Data entries
◇ ◇ ◇

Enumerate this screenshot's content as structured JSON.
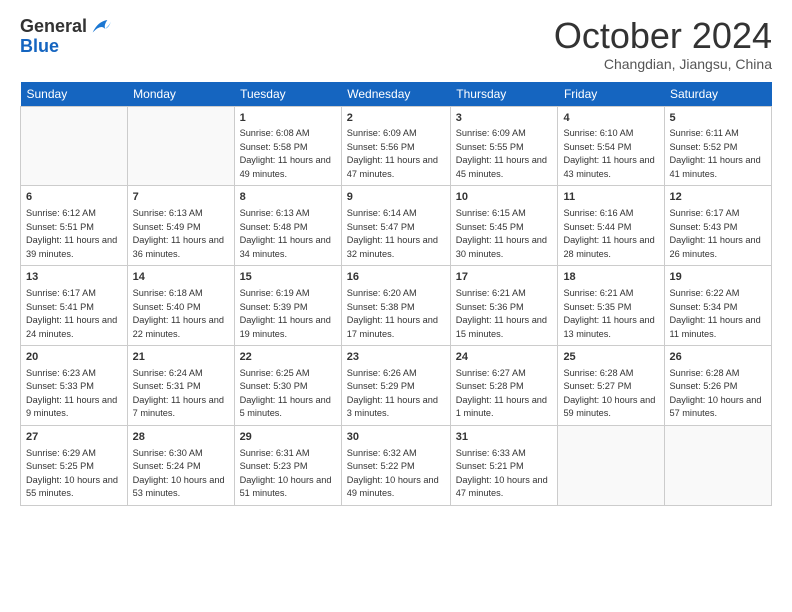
{
  "header": {
    "logo_line1": "General",
    "logo_line2": "Blue",
    "month": "October 2024",
    "location": "Changdian, Jiangsu, China"
  },
  "days_of_week": [
    "Sunday",
    "Monday",
    "Tuesday",
    "Wednesday",
    "Thursday",
    "Friday",
    "Saturday"
  ],
  "weeks": [
    [
      {
        "day": "",
        "empty": true
      },
      {
        "day": "",
        "empty": true
      },
      {
        "day": "1",
        "sunrise": "6:08 AM",
        "sunset": "5:58 PM",
        "daylight": "11 hours and 49 minutes."
      },
      {
        "day": "2",
        "sunrise": "6:09 AM",
        "sunset": "5:56 PM",
        "daylight": "11 hours and 47 minutes."
      },
      {
        "day": "3",
        "sunrise": "6:09 AM",
        "sunset": "5:55 PM",
        "daylight": "11 hours and 45 minutes."
      },
      {
        "day": "4",
        "sunrise": "6:10 AM",
        "sunset": "5:54 PM",
        "daylight": "11 hours and 43 minutes."
      },
      {
        "day": "5",
        "sunrise": "6:11 AM",
        "sunset": "5:52 PM",
        "daylight": "11 hours and 41 minutes."
      }
    ],
    [
      {
        "day": "6",
        "sunrise": "6:12 AM",
        "sunset": "5:51 PM",
        "daylight": "11 hours and 39 minutes."
      },
      {
        "day": "7",
        "sunrise": "6:13 AM",
        "sunset": "5:49 PM",
        "daylight": "11 hours and 36 minutes."
      },
      {
        "day": "8",
        "sunrise": "6:13 AM",
        "sunset": "5:48 PM",
        "daylight": "11 hours and 34 minutes."
      },
      {
        "day": "9",
        "sunrise": "6:14 AM",
        "sunset": "5:47 PM",
        "daylight": "11 hours and 32 minutes."
      },
      {
        "day": "10",
        "sunrise": "6:15 AM",
        "sunset": "5:45 PM",
        "daylight": "11 hours and 30 minutes."
      },
      {
        "day": "11",
        "sunrise": "6:16 AM",
        "sunset": "5:44 PM",
        "daylight": "11 hours and 28 minutes."
      },
      {
        "day": "12",
        "sunrise": "6:17 AM",
        "sunset": "5:43 PM",
        "daylight": "11 hours and 26 minutes."
      }
    ],
    [
      {
        "day": "13",
        "sunrise": "6:17 AM",
        "sunset": "5:41 PM",
        "daylight": "11 hours and 24 minutes."
      },
      {
        "day": "14",
        "sunrise": "6:18 AM",
        "sunset": "5:40 PM",
        "daylight": "11 hours and 22 minutes."
      },
      {
        "day": "15",
        "sunrise": "6:19 AM",
        "sunset": "5:39 PM",
        "daylight": "11 hours and 19 minutes."
      },
      {
        "day": "16",
        "sunrise": "6:20 AM",
        "sunset": "5:38 PM",
        "daylight": "11 hours and 17 minutes."
      },
      {
        "day": "17",
        "sunrise": "6:21 AM",
        "sunset": "5:36 PM",
        "daylight": "11 hours and 15 minutes."
      },
      {
        "day": "18",
        "sunrise": "6:21 AM",
        "sunset": "5:35 PM",
        "daylight": "11 hours and 13 minutes."
      },
      {
        "day": "19",
        "sunrise": "6:22 AM",
        "sunset": "5:34 PM",
        "daylight": "11 hours and 11 minutes."
      }
    ],
    [
      {
        "day": "20",
        "sunrise": "6:23 AM",
        "sunset": "5:33 PM",
        "daylight": "11 hours and 9 minutes."
      },
      {
        "day": "21",
        "sunrise": "6:24 AM",
        "sunset": "5:31 PM",
        "daylight": "11 hours and 7 minutes."
      },
      {
        "day": "22",
        "sunrise": "6:25 AM",
        "sunset": "5:30 PM",
        "daylight": "11 hours and 5 minutes."
      },
      {
        "day": "23",
        "sunrise": "6:26 AM",
        "sunset": "5:29 PM",
        "daylight": "11 hours and 3 minutes."
      },
      {
        "day": "24",
        "sunrise": "6:27 AM",
        "sunset": "5:28 PM",
        "daylight": "11 hours and 1 minute."
      },
      {
        "day": "25",
        "sunrise": "6:28 AM",
        "sunset": "5:27 PM",
        "daylight": "10 hours and 59 minutes."
      },
      {
        "day": "26",
        "sunrise": "6:28 AM",
        "sunset": "5:26 PM",
        "daylight": "10 hours and 57 minutes."
      }
    ],
    [
      {
        "day": "27",
        "sunrise": "6:29 AM",
        "sunset": "5:25 PM",
        "daylight": "10 hours and 55 minutes."
      },
      {
        "day": "28",
        "sunrise": "6:30 AM",
        "sunset": "5:24 PM",
        "daylight": "10 hours and 53 minutes."
      },
      {
        "day": "29",
        "sunrise": "6:31 AM",
        "sunset": "5:23 PM",
        "daylight": "10 hours and 51 minutes."
      },
      {
        "day": "30",
        "sunrise": "6:32 AM",
        "sunset": "5:22 PM",
        "daylight": "10 hours and 49 minutes."
      },
      {
        "day": "31",
        "sunrise": "6:33 AM",
        "sunset": "5:21 PM",
        "daylight": "10 hours and 47 minutes."
      },
      {
        "day": "",
        "empty": true
      },
      {
        "day": "",
        "empty": true
      }
    ]
  ]
}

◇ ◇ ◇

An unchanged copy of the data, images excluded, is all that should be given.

◆ Task result ◆
Enumerate this screenshot's content as structured JSON.
{
  "header": {
    "logo_line1": "General",
    "logo_line2": "Blue",
    "month": "October 2024",
    "location": "Changdian, Jiangsu, China"
  },
  "days_of_week": [
    "Sunday",
    "Monday",
    "Tuesday",
    "Wednesday",
    "Thursday",
    "Friday",
    "Saturday"
  ],
  "weeks": [
    [
      {
        "day": "",
        "empty": true
      },
      {
        "day": "",
        "empty": true
      },
      {
        "day": "1",
        "sunrise": "6:08 AM",
        "sunset": "5:58 PM",
        "daylight": "11 hours and 49 minutes."
      },
      {
        "day": "2",
        "sunrise": "6:09 AM",
        "sunset": "5:56 PM",
        "daylight": "11 hours and 47 minutes."
      },
      {
        "day": "3",
        "sunrise": "6:09 AM",
        "sunset": "5:55 PM",
        "daylight": "11 hours and 45 minutes."
      },
      {
        "day": "4",
        "sunrise": "6:10 AM",
        "sunset": "5:54 PM",
        "daylight": "11 hours and 43 minutes."
      },
      {
        "day": "5",
        "sunrise": "6:11 AM",
        "sunset": "5:52 PM",
        "daylight": "11 hours and 41 minutes."
      }
    ],
    [
      {
        "day": "6",
        "sunrise": "6:12 AM",
        "sunset": "5:51 PM",
        "daylight": "11 hours and 39 minutes."
      },
      {
        "day": "7",
        "sunrise": "6:13 AM",
        "sunset": "5:49 PM",
        "daylight": "11 hours and 36 minutes."
      },
      {
        "day": "8",
        "sunrise": "6:13 AM",
        "sunset": "5:48 PM",
        "daylight": "11 hours and 34 minutes."
      },
      {
        "day": "9",
        "sunrise": "6:14 AM",
        "sunset": "5:47 PM",
        "daylight": "11 hours and 32 minutes."
      },
      {
        "day": "10",
        "sunrise": "6:15 AM",
        "sunset": "5:45 PM",
        "daylight": "11 hours and 30 minutes."
      },
      {
        "day": "11",
        "sunrise": "6:16 AM",
        "sunset": "5:44 PM",
        "daylight": "11 hours and 28 minutes."
      },
      {
        "day": "12",
        "sunrise": "6:17 AM",
        "sunset": "5:43 PM",
        "daylight": "11 hours and 26 minutes."
      }
    ],
    [
      {
        "day": "13",
        "sunrise": "6:17 AM",
        "sunset": "5:41 PM",
        "daylight": "11 hours and 24 minutes."
      },
      {
        "day": "14",
        "sunrise": "6:18 AM",
        "sunset": "5:40 PM",
        "daylight": "11 hours and 22 minutes."
      },
      {
        "day": "15",
        "sunrise": "6:19 AM",
        "sunset": "5:39 PM",
        "daylight": "11 hours and 19 minutes."
      },
      {
        "day": "16",
        "sunrise": "6:20 AM",
        "sunset": "5:38 PM",
        "daylight": "11 hours and 17 minutes."
      },
      {
        "day": "17",
        "sunrise": "6:21 AM",
        "sunset": "5:36 PM",
        "daylight": "11 hours and 15 minutes."
      },
      {
        "day": "18",
        "sunrise": "6:21 AM",
        "sunset": "5:35 PM",
        "daylight": "11 hours and 13 minutes."
      },
      {
        "day": "19",
        "sunrise": "6:22 AM",
        "sunset": "5:34 PM",
        "daylight": "11 hours and 11 minutes."
      }
    ],
    [
      {
        "day": "20",
        "sunrise": "6:23 AM",
        "sunset": "5:33 PM",
        "daylight": "11 hours and 9 minutes."
      },
      {
        "day": "21",
        "sunrise": "6:24 AM",
        "sunset": "5:31 PM",
        "daylight": "11 hours and 7 minutes."
      },
      {
        "day": "22",
        "sunrise": "6:25 AM",
        "sunset": "5:30 PM",
        "daylight": "11 hours and 5 minutes."
      },
      {
        "day": "23",
        "sunrise": "6:26 AM",
        "sunset": "5:29 PM",
        "daylight": "11 hours and 3 minutes."
      },
      {
        "day": "24",
        "sunrise": "6:27 AM",
        "sunset": "5:28 PM",
        "daylight": "11 hours and 1 minute."
      },
      {
        "day": "25",
        "sunrise": "6:28 AM",
        "sunset": "5:27 PM",
        "daylight": "10 hours and 59 minutes."
      },
      {
        "day": "26",
        "sunrise": "6:28 AM",
        "sunset": "5:26 PM",
        "daylight": "10 hours and 57 minutes."
      }
    ],
    [
      {
        "day": "27",
        "sunrise": "6:29 AM",
        "sunset": "5:25 PM",
        "daylight": "10 hours and 55 minutes."
      },
      {
        "day": "28",
        "sunrise": "6:30 AM",
        "sunset": "5:24 PM",
        "daylight": "10 hours and 53 minutes."
      },
      {
        "day": "29",
        "sunrise": "6:31 AM",
        "sunset": "5:23 PM",
        "daylight": "10 hours and 51 minutes."
      },
      {
        "day": "30",
        "sunrise": "6:32 AM",
        "sunset": "5:22 PM",
        "daylight": "10 hours and 49 minutes."
      },
      {
        "day": "31",
        "sunrise": "6:33 AM",
        "sunset": "5:21 PM",
        "daylight": "10 hours and 47 minutes."
      },
      {
        "day": "",
        "empty": true
      },
      {
        "day": "",
        "empty": true
      }
    ]
  ]
}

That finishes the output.